Supplied records:
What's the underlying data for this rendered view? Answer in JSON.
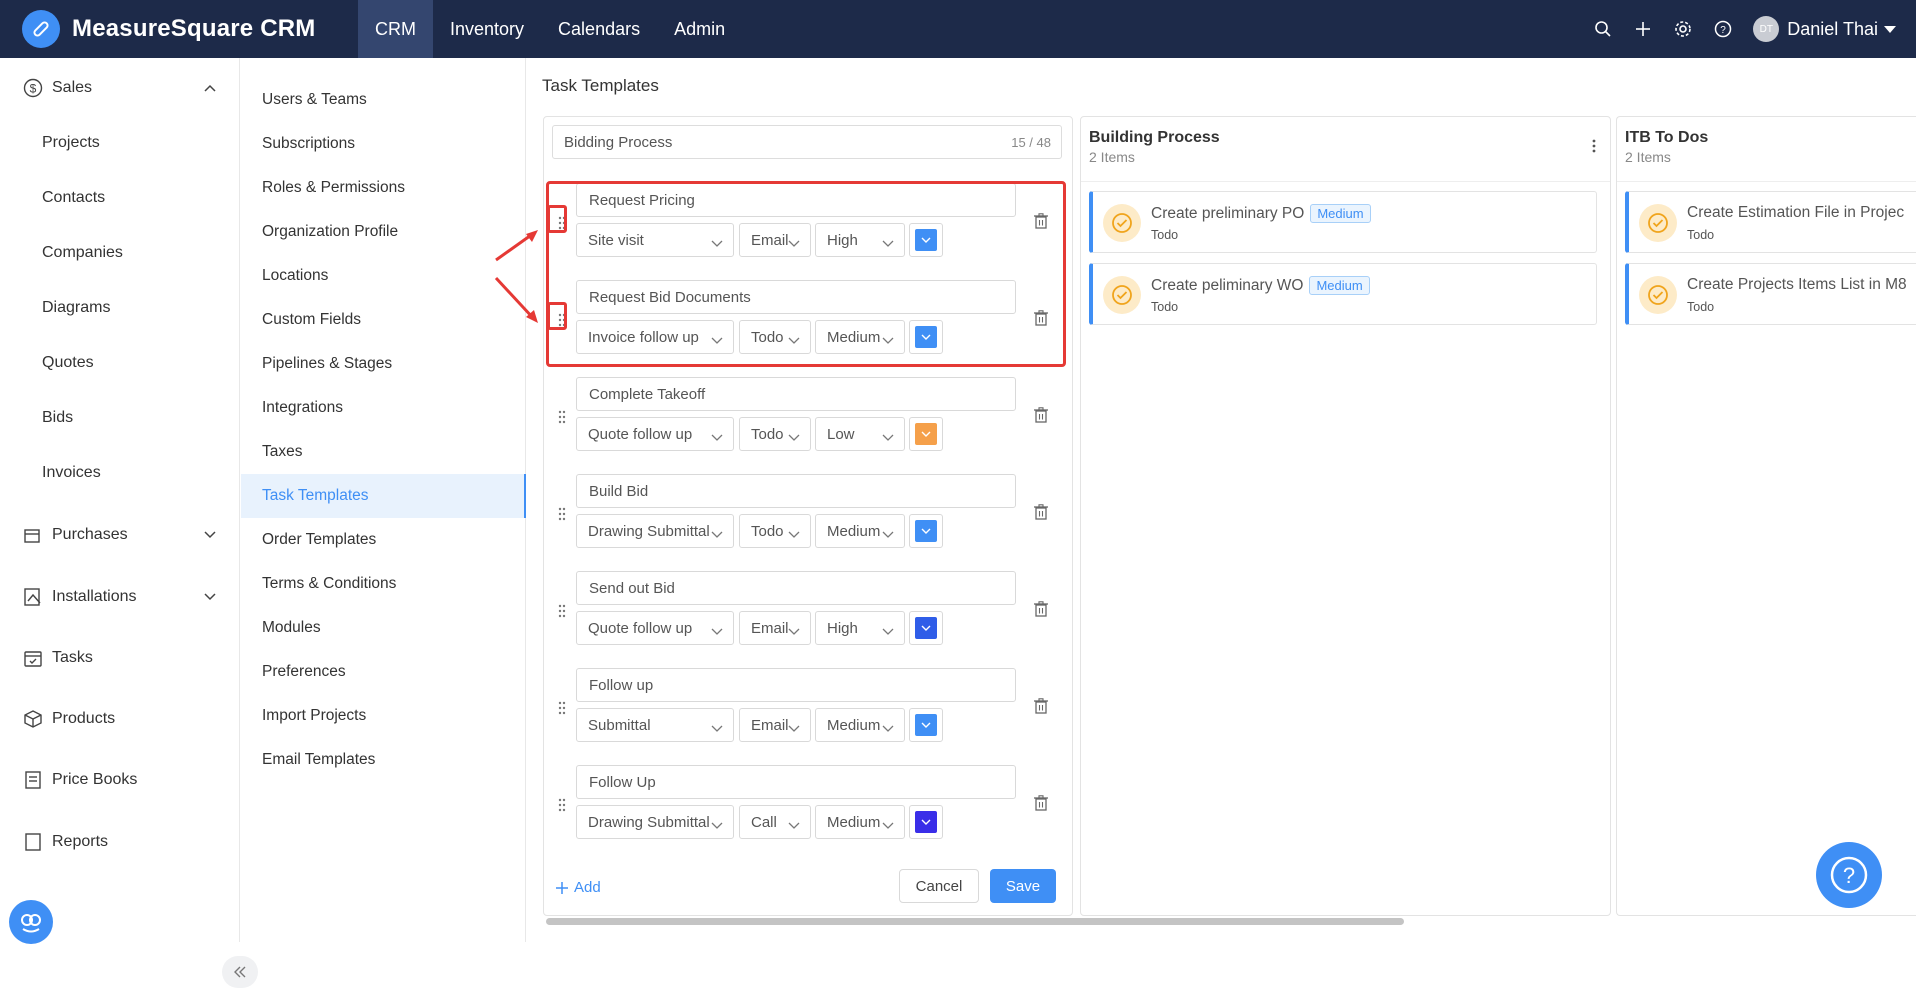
{
  "app": {
    "title": "MeasureSquare CRM"
  },
  "topnav": {
    "items": [
      "CRM",
      "Inventory",
      "Calendars",
      "Admin"
    ],
    "active": "CRM"
  },
  "user": {
    "initials": "DT",
    "name": "Daniel Thai"
  },
  "sidebar": {
    "sales": "Sales",
    "sales_items": [
      "Projects",
      "Contacts",
      "Companies",
      "Diagrams",
      "Quotes",
      "Bids",
      "Invoices"
    ],
    "purchases": "Purchases",
    "installations": "Installations",
    "tasks": "Tasks",
    "products": "Products",
    "price_books": "Price Books",
    "reports": "Reports"
  },
  "settings_menu": {
    "items": [
      "Users & Teams",
      "Subscriptions",
      "Roles & Permissions",
      "Organization Profile",
      "Locations",
      "Custom Fields",
      "Pipelines & Stages",
      "Integrations",
      "Taxes",
      "Task Templates",
      "Order Templates",
      "Terms & Conditions",
      "Modules",
      "Preferences",
      "Import Projects",
      "Email Templates"
    ],
    "active": "Task Templates"
  },
  "page": {
    "title": "Task Templates"
  },
  "editor": {
    "name": "Bidding Process",
    "counter": "15 / 48",
    "tasks": [
      {
        "name": "Request Pricing",
        "type": "Site visit",
        "action": "Email",
        "priority": "High",
        "color": "#3f8ff5"
      },
      {
        "name": "Request Bid Documents",
        "type": "Invoice follow up",
        "action": "Todo",
        "priority": "Medium",
        "color": "#3f8ff5"
      },
      {
        "name": "Complete Takeoff",
        "type": "Quote follow up",
        "action": "Todo",
        "priority": "Low",
        "color": "#f5a04a"
      },
      {
        "name": "Build Bid",
        "type": "Drawing Submittal",
        "action": "Todo",
        "priority": "Medium",
        "color": "#3f8ff5"
      },
      {
        "name": "Send out Bid",
        "type": "Quote follow up",
        "action": "Email",
        "priority": "High",
        "color": "#2f5de8"
      },
      {
        "name": "Follow up",
        "type": "Submittal",
        "action": "Email",
        "priority": "Medium",
        "color": "#3f8ff5"
      },
      {
        "name": "Follow Up",
        "type": "Drawing Submittal",
        "action": "Call",
        "priority": "Medium",
        "color": "#3a2ee8"
      }
    ],
    "add_label": "Add",
    "cancel_label": "Cancel",
    "save_label": "Save"
  },
  "columns": [
    {
      "title": "Building Process",
      "count": "2 Items",
      "cards": [
        {
          "title": "Create preliminary PO",
          "badge": "Medium",
          "status": "Todo"
        },
        {
          "title": "Create peliminary WO",
          "badge": "Medium",
          "status": "Todo"
        }
      ]
    },
    {
      "title": "ITB To Dos",
      "count": "2 Items",
      "cards": [
        {
          "title": "Create Estimation File in Projec",
          "status": "Todo"
        },
        {
          "title": "Create Projects Items List in M8",
          "status": "Todo"
        }
      ]
    }
  ],
  "colors": {
    "topbar": "#1d2a49",
    "accent": "#3f8ff5",
    "annotation": "#e53935"
  }
}
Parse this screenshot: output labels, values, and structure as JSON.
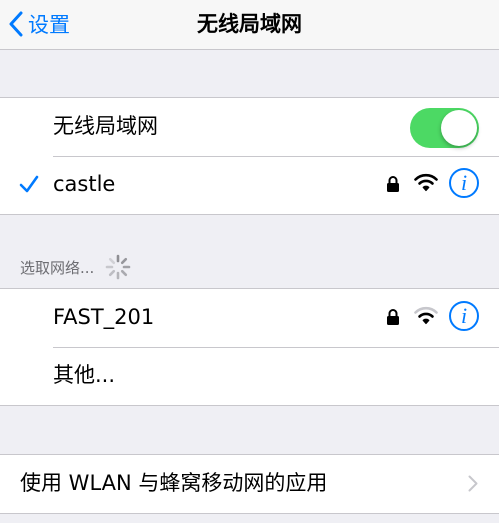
{
  "nav": {
    "back_label": "设置",
    "title": "无线局域网"
  },
  "wifi_toggle": {
    "label": "无线局域网",
    "on": true,
    "color": "#4cd964"
  },
  "connected_network": {
    "name": "castle",
    "secured": true,
    "checkmark_icon": "checkmark-icon"
  },
  "section": {
    "header": "选取网络..."
  },
  "networks": [
    {
      "name": "FAST_201",
      "secured": true
    }
  ],
  "other_label": "其他...",
  "wlan_cellular_label": "使用 WLAN 与蜂窝移动网的应用",
  "colors": {
    "accent": "#007aff",
    "background": "#efeff4"
  }
}
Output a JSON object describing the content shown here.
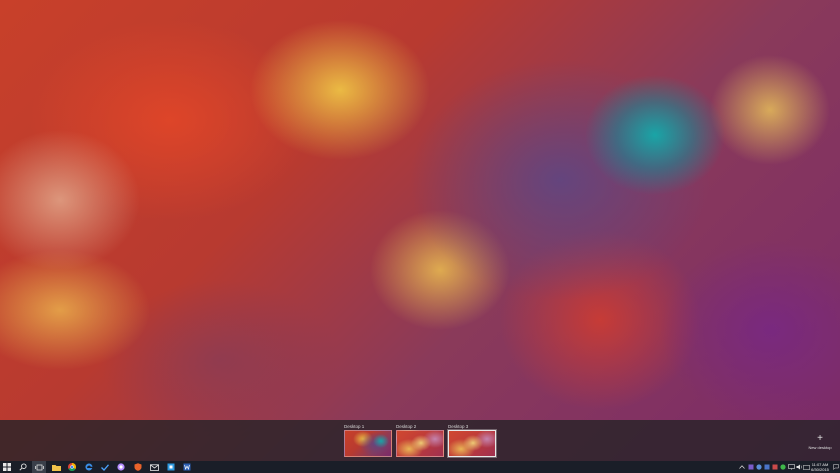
{
  "desktop": {
    "wallpaper": "fractal-swirl"
  },
  "virtual_desktops": {
    "items": [
      {
        "label": "Desktop 1",
        "active": false
      },
      {
        "label": "Desktop 2",
        "active": false
      },
      {
        "label": "Desktop 3",
        "active": true
      }
    ],
    "new_desktop_label": "New desktop",
    "new_desktop_icon": "plus-icon"
  },
  "taskbar": {
    "background_color": "#1a1e28",
    "pinned": [
      {
        "name": "start",
        "icon": "windows-logo-icon"
      },
      {
        "name": "search",
        "icon": "search-icon"
      },
      {
        "name": "task-view",
        "icon": "task-view-icon"
      },
      {
        "name": "file-explorer",
        "icon": "folder-icon"
      },
      {
        "name": "chrome",
        "icon": "chrome-icon"
      },
      {
        "name": "edge",
        "icon": "edge-icon"
      },
      {
        "name": "todo",
        "icon": "checkmark-icon"
      },
      {
        "name": "app",
        "icon": "circle-app-icon"
      },
      {
        "name": "app",
        "icon": "shield-app-icon"
      },
      {
        "name": "mail",
        "icon": "mail-icon"
      },
      {
        "name": "app",
        "icon": "blue-app-icon"
      },
      {
        "name": "word",
        "icon": "word-icon"
      }
    ],
    "clock": {
      "time": "11:07 AM",
      "date": "6/30/2015"
    }
  }
}
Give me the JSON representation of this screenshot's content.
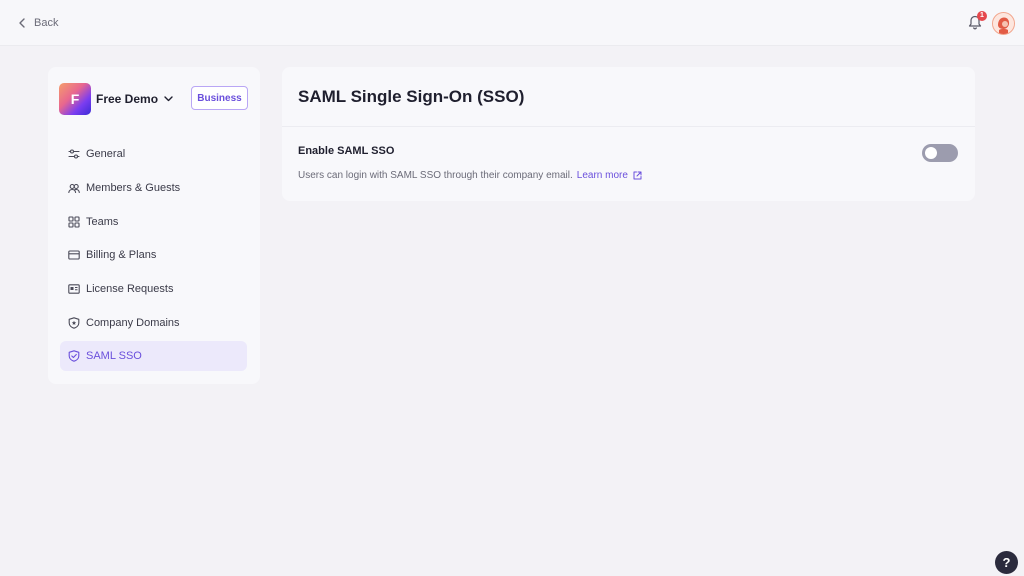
{
  "topbar": {
    "back_label": "Back",
    "notification_count": "1"
  },
  "sidebar": {
    "workspace_initial": "F",
    "workspace_name": "Free Demo",
    "plan": "Business",
    "items": [
      {
        "label": "General",
        "icon": "sliders-icon"
      },
      {
        "label": "Members & Guests",
        "icon": "users-icon"
      },
      {
        "label": "Teams",
        "icon": "grid-icon"
      },
      {
        "label": "Billing & Plans",
        "icon": "credit-card-icon"
      },
      {
        "label": "License Requests",
        "icon": "id-card-icon"
      },
      {
        "label": "Company Domains",
        "icon": "shield-star-icon"
      },
      {
        "label": "SAML SSO",
        "icon": "shield-check-icon",
        "active": true
      }
    ]
  },
  "main": {
    "title": "SAML Single Sign-On (SSO)",
    "setting_label": "Enable SAML SSO",
    "setting_description": "Users can login with SAML SSO through their company email.",
    "learn_more": "Learn more",
    "toggle_enabled": false
  },
  "help_label": "?",
  "colors": {
    "accent": "#6a4fdc",
    "active_bg": "#ece9fb",
    "toggle_off": "#9c9cae",
    "badge_red": "#e5484d"
  }
}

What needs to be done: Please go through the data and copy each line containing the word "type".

Problem solution:
        "type": "Site visit",
        "type": "Invoice follow up",
        "type": "Quote follow up",
        "type": "Drawing Submittal",
        "type": "Quote follow up",
        "type": "Submittal",
        "type": "Drawing Submittal",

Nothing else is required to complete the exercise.